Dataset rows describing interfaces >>
=== Begin Enclosure ===

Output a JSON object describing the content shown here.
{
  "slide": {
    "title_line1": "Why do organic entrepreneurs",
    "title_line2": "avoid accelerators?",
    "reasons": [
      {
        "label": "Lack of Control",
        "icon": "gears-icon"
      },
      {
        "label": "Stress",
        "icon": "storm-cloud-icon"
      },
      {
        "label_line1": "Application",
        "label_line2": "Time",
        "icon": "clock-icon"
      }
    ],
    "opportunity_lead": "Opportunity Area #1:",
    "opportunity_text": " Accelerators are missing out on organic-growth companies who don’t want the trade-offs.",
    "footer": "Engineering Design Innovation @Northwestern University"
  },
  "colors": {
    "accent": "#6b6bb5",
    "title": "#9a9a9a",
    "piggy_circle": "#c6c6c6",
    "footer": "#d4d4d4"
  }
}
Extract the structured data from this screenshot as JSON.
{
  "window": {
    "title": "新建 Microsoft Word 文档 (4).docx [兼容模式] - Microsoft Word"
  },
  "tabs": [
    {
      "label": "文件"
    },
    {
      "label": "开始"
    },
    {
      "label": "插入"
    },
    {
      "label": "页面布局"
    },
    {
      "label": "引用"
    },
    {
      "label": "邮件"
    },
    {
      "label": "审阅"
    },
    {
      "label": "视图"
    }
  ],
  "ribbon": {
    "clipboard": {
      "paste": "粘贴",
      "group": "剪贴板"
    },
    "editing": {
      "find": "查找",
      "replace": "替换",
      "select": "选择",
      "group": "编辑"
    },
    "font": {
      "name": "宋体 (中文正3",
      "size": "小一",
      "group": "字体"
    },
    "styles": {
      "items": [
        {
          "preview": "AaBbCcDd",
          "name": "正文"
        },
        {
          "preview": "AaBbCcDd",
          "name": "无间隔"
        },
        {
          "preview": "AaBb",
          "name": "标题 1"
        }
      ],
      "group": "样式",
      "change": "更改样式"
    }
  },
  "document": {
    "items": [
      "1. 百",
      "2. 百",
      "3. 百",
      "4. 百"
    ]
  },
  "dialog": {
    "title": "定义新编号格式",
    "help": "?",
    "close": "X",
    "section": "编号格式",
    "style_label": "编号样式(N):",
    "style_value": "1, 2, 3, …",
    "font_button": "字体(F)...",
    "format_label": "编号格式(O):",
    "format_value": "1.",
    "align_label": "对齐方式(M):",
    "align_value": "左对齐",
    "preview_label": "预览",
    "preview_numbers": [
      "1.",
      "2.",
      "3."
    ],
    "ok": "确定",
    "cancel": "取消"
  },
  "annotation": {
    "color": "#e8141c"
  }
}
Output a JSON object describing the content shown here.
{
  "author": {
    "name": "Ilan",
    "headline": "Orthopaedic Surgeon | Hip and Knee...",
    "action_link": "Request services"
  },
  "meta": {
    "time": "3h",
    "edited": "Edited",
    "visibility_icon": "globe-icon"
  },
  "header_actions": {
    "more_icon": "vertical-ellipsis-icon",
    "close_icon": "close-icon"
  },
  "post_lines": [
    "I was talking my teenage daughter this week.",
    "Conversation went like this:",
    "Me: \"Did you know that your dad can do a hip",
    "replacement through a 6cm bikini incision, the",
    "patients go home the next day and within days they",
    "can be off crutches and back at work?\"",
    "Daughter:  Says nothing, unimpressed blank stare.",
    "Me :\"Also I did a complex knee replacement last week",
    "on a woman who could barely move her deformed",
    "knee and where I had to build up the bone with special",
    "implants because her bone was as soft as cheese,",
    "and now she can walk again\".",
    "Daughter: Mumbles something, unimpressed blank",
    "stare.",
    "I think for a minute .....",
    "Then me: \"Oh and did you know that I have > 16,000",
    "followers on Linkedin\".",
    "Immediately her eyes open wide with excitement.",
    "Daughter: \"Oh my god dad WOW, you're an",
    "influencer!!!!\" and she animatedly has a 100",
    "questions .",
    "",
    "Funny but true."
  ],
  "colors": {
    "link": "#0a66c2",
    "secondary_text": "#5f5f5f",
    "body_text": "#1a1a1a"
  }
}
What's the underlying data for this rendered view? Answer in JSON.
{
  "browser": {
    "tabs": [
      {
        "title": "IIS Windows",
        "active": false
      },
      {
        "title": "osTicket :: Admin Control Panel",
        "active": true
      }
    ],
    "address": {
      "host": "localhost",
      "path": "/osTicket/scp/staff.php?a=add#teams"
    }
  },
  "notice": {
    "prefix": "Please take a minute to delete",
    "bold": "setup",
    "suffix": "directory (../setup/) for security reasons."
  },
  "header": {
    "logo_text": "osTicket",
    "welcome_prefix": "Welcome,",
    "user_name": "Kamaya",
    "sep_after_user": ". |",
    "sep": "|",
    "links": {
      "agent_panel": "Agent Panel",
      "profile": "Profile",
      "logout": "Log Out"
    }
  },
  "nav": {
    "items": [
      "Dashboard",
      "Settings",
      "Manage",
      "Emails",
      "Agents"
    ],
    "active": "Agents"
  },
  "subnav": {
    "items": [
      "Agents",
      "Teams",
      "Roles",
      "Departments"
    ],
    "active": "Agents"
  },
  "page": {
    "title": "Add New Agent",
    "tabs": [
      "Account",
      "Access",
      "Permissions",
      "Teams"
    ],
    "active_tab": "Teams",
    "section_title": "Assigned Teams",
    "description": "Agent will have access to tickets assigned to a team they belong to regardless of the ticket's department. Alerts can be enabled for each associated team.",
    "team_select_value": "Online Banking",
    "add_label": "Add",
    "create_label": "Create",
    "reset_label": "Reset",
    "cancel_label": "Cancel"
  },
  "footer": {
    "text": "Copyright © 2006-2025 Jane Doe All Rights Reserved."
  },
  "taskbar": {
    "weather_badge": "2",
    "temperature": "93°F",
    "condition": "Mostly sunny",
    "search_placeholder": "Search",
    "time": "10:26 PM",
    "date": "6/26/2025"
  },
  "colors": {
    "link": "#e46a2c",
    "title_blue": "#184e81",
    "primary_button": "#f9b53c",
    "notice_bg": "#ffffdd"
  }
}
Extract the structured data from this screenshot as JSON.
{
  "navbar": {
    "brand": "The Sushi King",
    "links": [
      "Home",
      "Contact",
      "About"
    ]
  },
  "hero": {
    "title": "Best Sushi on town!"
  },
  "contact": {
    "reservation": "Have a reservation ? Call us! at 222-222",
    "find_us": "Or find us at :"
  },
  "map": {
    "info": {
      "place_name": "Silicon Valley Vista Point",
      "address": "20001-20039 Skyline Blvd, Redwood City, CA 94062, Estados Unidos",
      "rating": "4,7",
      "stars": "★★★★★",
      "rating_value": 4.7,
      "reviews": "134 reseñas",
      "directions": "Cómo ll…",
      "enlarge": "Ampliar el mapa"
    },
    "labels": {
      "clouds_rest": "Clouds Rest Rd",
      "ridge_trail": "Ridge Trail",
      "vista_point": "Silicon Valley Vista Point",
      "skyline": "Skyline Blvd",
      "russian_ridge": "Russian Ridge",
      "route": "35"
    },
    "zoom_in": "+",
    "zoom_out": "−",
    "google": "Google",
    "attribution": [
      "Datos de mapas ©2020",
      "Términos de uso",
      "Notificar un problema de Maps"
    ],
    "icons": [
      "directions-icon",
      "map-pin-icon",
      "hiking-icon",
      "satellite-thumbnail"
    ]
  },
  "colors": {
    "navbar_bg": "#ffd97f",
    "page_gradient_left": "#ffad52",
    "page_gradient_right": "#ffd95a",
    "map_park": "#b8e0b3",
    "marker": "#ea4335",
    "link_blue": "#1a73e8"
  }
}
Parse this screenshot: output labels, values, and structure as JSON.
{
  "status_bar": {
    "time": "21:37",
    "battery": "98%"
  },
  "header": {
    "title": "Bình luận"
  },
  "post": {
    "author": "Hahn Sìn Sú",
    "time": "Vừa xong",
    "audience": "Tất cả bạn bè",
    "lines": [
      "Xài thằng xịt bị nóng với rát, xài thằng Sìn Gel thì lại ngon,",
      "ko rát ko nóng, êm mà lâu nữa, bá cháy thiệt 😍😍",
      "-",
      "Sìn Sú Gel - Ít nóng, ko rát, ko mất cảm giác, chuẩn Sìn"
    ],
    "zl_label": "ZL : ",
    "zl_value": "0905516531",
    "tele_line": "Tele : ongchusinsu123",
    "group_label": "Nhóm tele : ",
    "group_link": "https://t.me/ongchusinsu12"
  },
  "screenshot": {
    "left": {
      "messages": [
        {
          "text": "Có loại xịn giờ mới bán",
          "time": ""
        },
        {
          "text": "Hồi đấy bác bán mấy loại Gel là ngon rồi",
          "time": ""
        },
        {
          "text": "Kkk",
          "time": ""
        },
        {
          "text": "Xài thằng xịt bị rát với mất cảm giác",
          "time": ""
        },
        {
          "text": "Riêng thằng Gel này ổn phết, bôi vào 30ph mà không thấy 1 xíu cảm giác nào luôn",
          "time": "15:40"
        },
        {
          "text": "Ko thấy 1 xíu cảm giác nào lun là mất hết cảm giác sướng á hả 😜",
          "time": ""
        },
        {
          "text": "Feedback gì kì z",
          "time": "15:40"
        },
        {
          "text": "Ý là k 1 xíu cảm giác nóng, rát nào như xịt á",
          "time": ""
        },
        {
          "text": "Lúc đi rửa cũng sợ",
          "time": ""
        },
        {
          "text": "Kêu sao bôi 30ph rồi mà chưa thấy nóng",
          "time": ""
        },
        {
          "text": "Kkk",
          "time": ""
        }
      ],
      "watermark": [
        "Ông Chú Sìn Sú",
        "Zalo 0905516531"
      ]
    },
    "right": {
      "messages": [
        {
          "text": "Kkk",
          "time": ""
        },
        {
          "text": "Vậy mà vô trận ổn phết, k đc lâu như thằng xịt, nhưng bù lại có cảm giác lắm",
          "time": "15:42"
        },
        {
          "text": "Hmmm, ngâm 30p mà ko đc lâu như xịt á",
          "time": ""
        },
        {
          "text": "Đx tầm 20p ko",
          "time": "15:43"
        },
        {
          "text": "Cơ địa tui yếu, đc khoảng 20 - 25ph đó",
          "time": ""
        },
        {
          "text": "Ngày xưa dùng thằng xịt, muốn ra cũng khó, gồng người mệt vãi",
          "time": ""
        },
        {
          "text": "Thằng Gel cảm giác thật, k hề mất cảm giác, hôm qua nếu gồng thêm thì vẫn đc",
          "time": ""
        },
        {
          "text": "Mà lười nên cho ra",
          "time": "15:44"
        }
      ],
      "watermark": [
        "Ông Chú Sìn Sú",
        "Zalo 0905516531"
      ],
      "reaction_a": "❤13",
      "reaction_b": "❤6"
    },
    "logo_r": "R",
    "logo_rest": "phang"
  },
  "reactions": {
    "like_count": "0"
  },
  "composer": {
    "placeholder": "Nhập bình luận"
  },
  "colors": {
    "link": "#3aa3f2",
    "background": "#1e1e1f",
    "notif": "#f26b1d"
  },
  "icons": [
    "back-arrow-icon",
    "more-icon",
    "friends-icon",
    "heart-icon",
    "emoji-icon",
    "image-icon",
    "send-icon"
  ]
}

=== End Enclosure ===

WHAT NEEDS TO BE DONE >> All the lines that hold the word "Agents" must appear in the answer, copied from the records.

ANSWER FOR THE TASK >>
      "Agents"
    "active": "Agents"
      "Agents",
    "active": "Agents"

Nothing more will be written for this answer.